**Task description**
Print each record exactly as it appears, but drop the images.

**Provided entries**
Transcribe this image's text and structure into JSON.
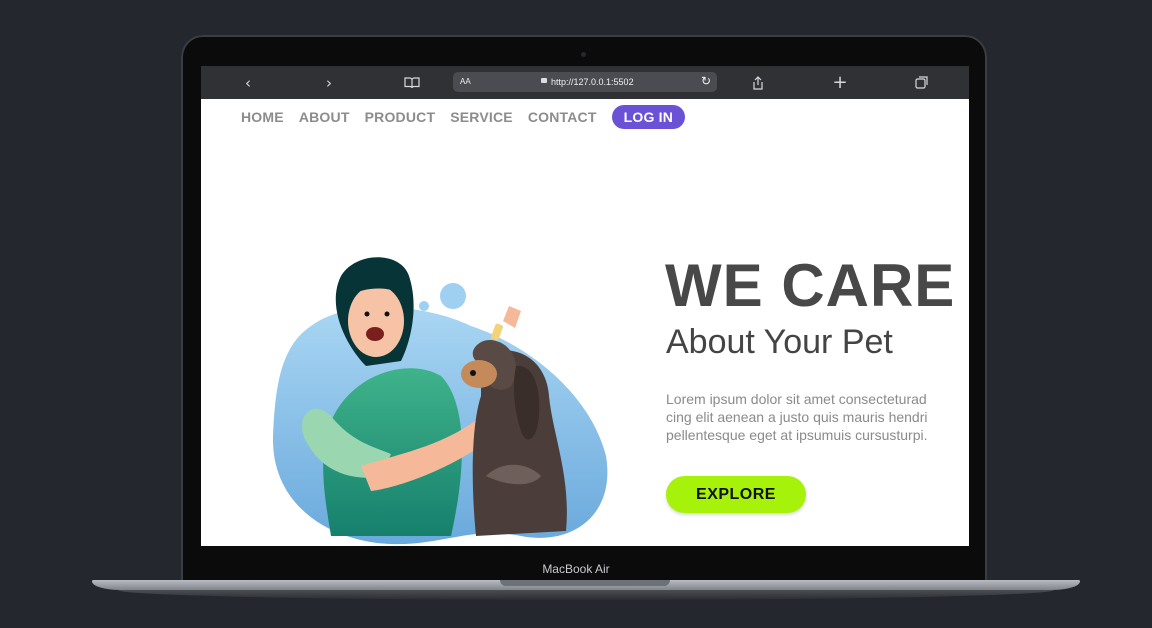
{
  "device": {
    "label": "MacBook Air"
  },
  "browser": {
    "text_size_label": "AA",
    "url": "http://127.0.0.1:5502",
    "icons": [
      "back-icon",
      "forward-icon",
      "book-icon",
      "lock-icon",
      "reload-icon",
      "share-icon",
      "plus-icon",
      "tabs-icon"
    ]
  },
  "nav": {
    "items": [
      "HOME",
      "ABOUT",
      "PRODUCT",
      "SERVICE",
      "CONTACT"
    ],
    "login": "LOG IN"
  },
  "hero": {
    "title": "WE CARE",
    "subtitle": "About Your Pet",
    "body": [
      "Lorem ipsum dolor sit amet consecteturad",
      "cing elit aenean a justo quis mauris hendri",
      "pellentesque eget at ipsumuis cursusturpi."
    ],
    "cta": "EXPLORE"
  },
  "colors": {
    "accent": "#6a51d6",
    "cta": "#a6f20a",
    "text_dark": "#484848",
    "blob_blue": "#8cc6ec"
  }
}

**Expected answer**
Transcribe this image's text and structure into JSON.
{
  "device": {
    "label": "MacBook Air"
  },
  "browser": {
    "text_size_label": "AA",
    "url": "http://127.0.0.1:5502",
    "icons": [
      "back-icon",
      "forward-icon",
      "book-icon",
      "lock-icon",
      "reload-icon",
      "share-icon",
      "plus-icon",
      "tabs-icon"
    ]
  },
  "nav": {
    "items": [
      "HOME",
      "ABOUT",
      "PRODUCT",
      "SERVICE",
      "CONTACT"
    ],
    "login": "LOG IN"
  },
  "hero": {
    "title": "WE CARE",
    "subtitle": "About Your Pet",
    "body": [
      "Lorem ipsum dolor sit amet consecteturad",
      "cing elit aenean a justo quis mauris hendri",
      "pellentesque eget at ipsumuis cursusturpi."
    ],
    "cta": "EXPLORE"
  },
  "colors": {
    "accent": "#6a51d6",
    "cta": "#a6f20a",
    "text_dark": "#484848",
    "blob_blue": "#8cc6ec"
  }
}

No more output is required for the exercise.